Settlement structure in 330 BC – 30 BC (map by F. Schweigart)Settlement structure in 30 BC – 300 AD (map by F. Schweigart)Settlement structure in 300 AD – 640 AD (map by F. Schweigart)

Figure:Map 1: Settlement structure in 330 BC – 30 BC (map by F. Schweigart); Map 2: Settlement structure in 30 BC – 300 AD (map by F. Schweigart); Map 3: Settlement structure in 300 AD – 640 AD (map by F. Schweigart); Maps 1-3 include data provided by: iDAI.objects:;  iDAI.geoserver:; Roger Bagnall, et al. (eds.), Pleiades: A Gazetteer of Past Places, 2016,; Trismegistos:; Digital Atlas oft the Roman Empire (DARE): (4.0 International license)

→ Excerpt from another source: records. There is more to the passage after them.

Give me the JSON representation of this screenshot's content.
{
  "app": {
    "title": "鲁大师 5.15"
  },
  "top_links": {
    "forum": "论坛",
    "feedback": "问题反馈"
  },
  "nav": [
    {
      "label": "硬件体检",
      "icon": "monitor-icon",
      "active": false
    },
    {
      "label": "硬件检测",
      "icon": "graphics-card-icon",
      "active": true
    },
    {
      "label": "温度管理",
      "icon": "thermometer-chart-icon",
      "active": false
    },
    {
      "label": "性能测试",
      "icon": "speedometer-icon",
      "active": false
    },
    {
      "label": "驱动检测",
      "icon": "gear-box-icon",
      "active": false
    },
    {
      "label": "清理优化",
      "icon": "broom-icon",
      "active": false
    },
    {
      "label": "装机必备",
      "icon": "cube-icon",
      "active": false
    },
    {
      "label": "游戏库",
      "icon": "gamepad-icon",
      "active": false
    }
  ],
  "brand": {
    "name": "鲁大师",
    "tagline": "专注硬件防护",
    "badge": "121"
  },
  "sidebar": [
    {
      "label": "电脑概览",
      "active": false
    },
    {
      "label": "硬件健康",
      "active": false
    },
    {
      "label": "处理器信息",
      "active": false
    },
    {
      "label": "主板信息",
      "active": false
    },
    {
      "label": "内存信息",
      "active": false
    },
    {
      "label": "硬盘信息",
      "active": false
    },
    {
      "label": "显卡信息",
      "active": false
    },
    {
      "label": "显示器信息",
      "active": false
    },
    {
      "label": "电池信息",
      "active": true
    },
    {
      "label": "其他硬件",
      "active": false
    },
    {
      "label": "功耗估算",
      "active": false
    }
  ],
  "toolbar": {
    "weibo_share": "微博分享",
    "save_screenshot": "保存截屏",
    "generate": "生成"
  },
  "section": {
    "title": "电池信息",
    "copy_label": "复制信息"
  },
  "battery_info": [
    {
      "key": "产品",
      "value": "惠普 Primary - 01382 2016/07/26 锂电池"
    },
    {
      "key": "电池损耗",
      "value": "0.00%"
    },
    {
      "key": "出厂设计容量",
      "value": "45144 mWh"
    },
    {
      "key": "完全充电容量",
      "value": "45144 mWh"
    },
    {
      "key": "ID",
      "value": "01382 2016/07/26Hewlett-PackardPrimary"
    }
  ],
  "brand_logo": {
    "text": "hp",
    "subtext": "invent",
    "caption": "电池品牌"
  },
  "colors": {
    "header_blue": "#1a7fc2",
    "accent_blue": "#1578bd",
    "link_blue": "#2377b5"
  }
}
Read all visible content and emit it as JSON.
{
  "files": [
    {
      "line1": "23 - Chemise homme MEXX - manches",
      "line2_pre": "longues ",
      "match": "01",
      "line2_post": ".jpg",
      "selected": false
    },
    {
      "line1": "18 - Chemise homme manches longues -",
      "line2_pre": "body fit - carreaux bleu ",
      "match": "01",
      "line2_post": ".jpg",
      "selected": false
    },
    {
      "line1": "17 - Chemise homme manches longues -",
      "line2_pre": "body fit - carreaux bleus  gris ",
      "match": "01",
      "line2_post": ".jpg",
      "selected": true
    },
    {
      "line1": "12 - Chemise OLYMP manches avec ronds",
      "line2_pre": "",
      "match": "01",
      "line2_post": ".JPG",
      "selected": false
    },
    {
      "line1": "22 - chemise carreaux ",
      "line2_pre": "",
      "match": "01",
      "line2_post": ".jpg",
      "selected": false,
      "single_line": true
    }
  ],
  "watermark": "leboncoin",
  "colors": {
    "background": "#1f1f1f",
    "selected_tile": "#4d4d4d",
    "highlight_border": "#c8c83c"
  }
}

These characterizations are used to describe one layer of the complex Romanization process on the time-evolving network of ancient cities. With the development of cities came the development of the Roman infrastructure, especially the Roman road network connecting the ancient cities. In order to complete the gaps in the known Roman road network of Tunisia and to investigate the development of the chronological and spatial growth of the roads, we want to reconstruct the Roman road network for each time period. To this end, the temporal network inference techniques (regarding topology, parameters of the spreading process and their temporal evolution) are being developed, that allow to:
⦁    include potential additional knowledge about the process (by prior distributions or constraints),
⦁    take into account the observation error,
⦁    estimate the uncertainty of the inferred topology as well as the uncertainty of the parameters.
In this way, the proposed project aims at providing new methods for reconstructing network topology from incomplete data on the driving complex processes, contributing to the solution of a long-standing issue in archaeological network analysis. Based on inferred network topology and spreading process, further analysis will permit to compute quantities like "the most probable path of the spreading process", as well as the related uncertainties.

Project related events:
Workshop "Mathematics for the Human Past", 9-10.12.2019, Zuse Institute Berlin.